Time icon
Frequency icon
Material icon


5-10 minutes


Multiple times daily




To help students develop the skills to notice how their body feels when they are tense and relaxed and to learn how to relieve tensions and to self-regulate.

  • Provide context for the practice (see “Evidence” section).
  • Together with students, model these relaxation practices; discuss/reflect about how students feel after the practice.

NOTE: if a student feels pain or discomfort, invite them to sit and pay attention to their breath instead.

I don’t know
  • Push your shoulders up to your ears (as if you were shrugging your shoulders).
  • Hold this for a count of five.
  • Now relax your shoulders slowly for the count of five.
  • Repeat.
Squeeze a lemon
  • Squeeze your hands together into fists (as if you were squeezing lemons).
  • Hold this for a count of five.
  • Now relax your hands slowly for the count of five.
  • Repeat.
Stone abs
  • Squeeze your stomach in.
  • Hold this for a count of five.
  • Now relax your stomach slowly for the count of five.
  • Repeat.
Push the ground
  • Push your feet down into the floor (as if you were squishing mud).
  • Hold this for a count of five.
  • Now relax your feet slowly for the count of five.
  • Repeat.
  • Students can select their favourite practice(s) to continue to use on their own.

Tense and relax - see instructions below

Tense and relax:

  1. Push your shoulders up towards your ears and hold
  2. Now let your shoulders go and relax
  3. Notice how it feels when your muscles are contracted vs. relaxed
  4. Let’s try again

See our social-emotional learning poster series for a tense and relax classroom poster.

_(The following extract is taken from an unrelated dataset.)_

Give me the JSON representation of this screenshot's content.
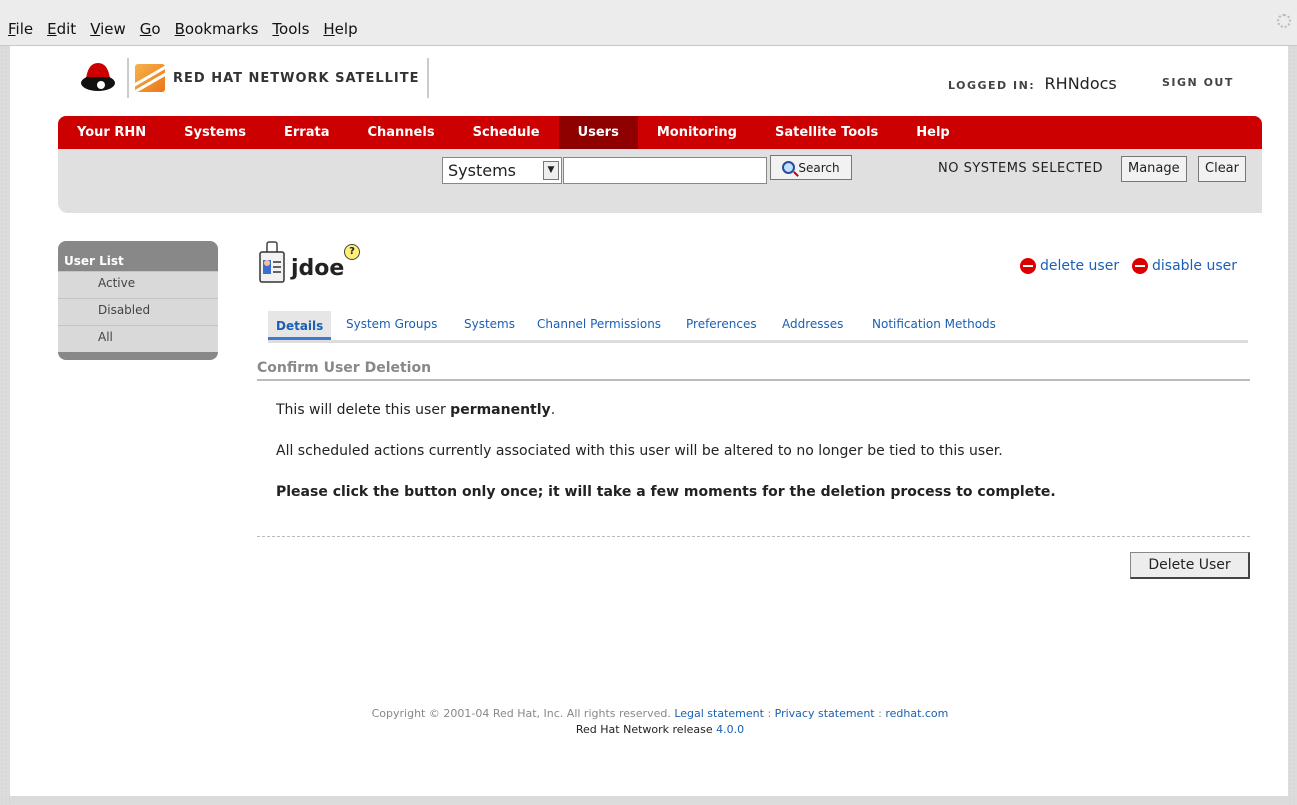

Understanding the difference in how the body feels under tension and in a relaxation state is a helpful tool to identify and regulate emotions. When students have the opportunity to simulate what it feels like to relieve tension, they can become more mindful of their emotions, and learn to effectively self-regulate (Blair & Diamond, 2008; Klingbeil et al., 2017).

Blair, C., & Diamond, A. (2008). Biological processes in prevention and intervention: The promotion of self-regulation as a means of preventing school failure. Development and Psychopathology, 20(3), 899-911. doi:10.1017/S0954579408000436

Klingbeil, D. A., Renshaw, T. L., Willenbrink, J. B., Copek, R. A., Chan, K. T., Haddock, A., . . . Clifton, J. (2017). Mindfulness-based interventions with youth: A comprehensive meta-analysis of group-design studies. Journal of School Psychology, 63(Complete), 77-103. doi:10.1016/j.jsp.2017.03.006